Original film poster
|Directed by||Alfred Hitchcock|
|Produced by||John Maxwell|
Walter C. Mycroft
Ferdinand von Alten
|Cinematography||Jack E. Cox|
|Editing by||Alfred Hitchcock|
|Studio||British International Pictures|
|Distributed by||Wardour Films|
|Running time||93 minutes|
Champagne is a 1928 British silent comedy film directed by Alfred Hitchcock and starring Betty Balfour, Gordon Harker and Jean Bradin. The screenplay was based on an original story by writer and critic Walter C. Mycroft. The film is about a young woman forced to get a job after her father tells her he has lost all his money.
Heiress Betty (Betty Balfour) draws the ire of her father after using his aeroplane to fly to her boyfriend (Jean Braden) on an ocean liner headed to France. She has dinner alone when her boyfriend becomes seasick and is joined at her table by a mysterious man. Betty receives a telegram from her father who disapprovingly warns her the boyfriend is a golddigger. To prove her father wrong she asks the boyfriend to marry her. A quarrel ensues and the two part company when the ship docks.
The boyfriend regrets the fight and goes to Betty to apologise. He finds her entertaining guests, including the mysterious man. Another quarrel between the two is interrupted by the arrival of Betty's father (Gordon Harker). He tells Betty the family fortune, earned in the "champagne" business, has been wiped out in the stock market. The boyfriend leaves after hearing the news of their fortune. The father sees this as proof the boyfriend is only after money.
Betty decides to sell her jewellery but is robbed en route to the jewellers. Now penniless Betty and her father move into a small shabby apartment. Unbeknownst to Betty her father sneaks out to eat at an expensive restaurant after her cooking proves to be terrible. Once again her boyfriend tries for a reconciliation but is rebuked by Betty, who now thinks her father is right about the boyfriend, vows to get a job.

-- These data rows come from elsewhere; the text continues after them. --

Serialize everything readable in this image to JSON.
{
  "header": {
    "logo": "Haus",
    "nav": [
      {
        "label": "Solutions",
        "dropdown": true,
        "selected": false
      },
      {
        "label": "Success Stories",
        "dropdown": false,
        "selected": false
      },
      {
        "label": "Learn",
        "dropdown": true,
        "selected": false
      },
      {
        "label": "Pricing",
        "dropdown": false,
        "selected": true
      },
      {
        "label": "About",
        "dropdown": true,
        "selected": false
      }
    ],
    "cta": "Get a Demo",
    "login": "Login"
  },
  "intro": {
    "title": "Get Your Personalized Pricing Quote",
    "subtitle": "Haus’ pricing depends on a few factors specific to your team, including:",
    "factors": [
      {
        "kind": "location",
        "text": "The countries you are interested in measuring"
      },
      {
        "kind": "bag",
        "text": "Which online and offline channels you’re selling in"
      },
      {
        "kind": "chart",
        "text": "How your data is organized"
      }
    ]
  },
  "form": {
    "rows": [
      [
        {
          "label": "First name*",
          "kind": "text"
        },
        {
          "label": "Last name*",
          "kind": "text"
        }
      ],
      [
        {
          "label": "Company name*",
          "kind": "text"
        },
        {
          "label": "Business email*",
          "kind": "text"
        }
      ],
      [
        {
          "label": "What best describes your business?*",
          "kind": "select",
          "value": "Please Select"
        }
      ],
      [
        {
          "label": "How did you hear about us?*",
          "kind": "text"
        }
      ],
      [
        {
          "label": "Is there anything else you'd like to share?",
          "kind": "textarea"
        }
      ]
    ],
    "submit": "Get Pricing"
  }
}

Betty finds work at a swank restaurant. Soon the mysterious man shows up and invites Betty to his table. She becomes uncomfortable with the stranger and is relieved when her boyfriend once again arrives. The mysterious man leaves after handing her a note that advises her to call him if she ever needs any help. The boyfriend openly disapproves of Betty's job. He leaves after a still angry Betty dances wildly to provoke him.
The boyfriend soon returns with Betty's father. He is outraged at Betty's "unseemly" job and confesses he lied about the loss of their fortune to teach her a lesson. Rather than being pleased, Betty is further angered by both the father and the boyfriend. She turns to the mysterious man who offers to take Betty back to America. Betty gladly accepts but is later horrified to find she has been locked in her cabin. She imagines the worst about the mysterious man's intentions and is both relieved and delighted when her boyfriend arrives yet again and releases her from the cabin. They soon reconcile.
The boyfriend hides in the bathroom when they hear the mysterious man approaching. He enters with her father who confesses he hired the man to follow and protect her. The boyfriend is furious and comes forth to attack the man. Betty's father pacifies the boyfriend's anger by telling him he no longer disapproves of their wedding. The reunited couple start discussing the wedding when once again another argument starts.
- Betty Balfour – Betty
- Gordon Harker – Mark, Betty's Father
- Jean Bradin – The Boy
- Ferdinand von Alten – The Man (as Theo von Alten)
- Fanny Wright
- Alexander D'Arcy – (uncredited)
- Vivian Gibson – (uncredited)
- Clifford Heatherley – The Manager (uncredited)
- Claude Hulbert – Club Guest (uncredited)
- Hannah Jones – Club Servant (uncredited)
- Phyllis Konstam – (uncredited)
- Gwen Mannering – (uncredited)
- Balliol and Merton – (uncredited)
- Jack Trevor – The Officer (uncredited)
- Marcel Vibert – Maitre d'Hotel (uncredited)
- Sunday Wilshin – (uncredited)
Hitchcock's attempt at a change of pace with a comedy was poorly received when released. Although his expanding visual technique continued to draw recognition and praise, they were not enough to distract the audience from the film's lack of usual suspenseful plot lines. The "mysterious man" at the beginning of the film proved to be misleading, which further displeased the audience.
Variety, although impressed with the technical aspects, was dismissive of the film. The reviewer felt "The story is of the weakest, an excuse for covering 7,000 feet of harmless celluloid with legs and close-ups".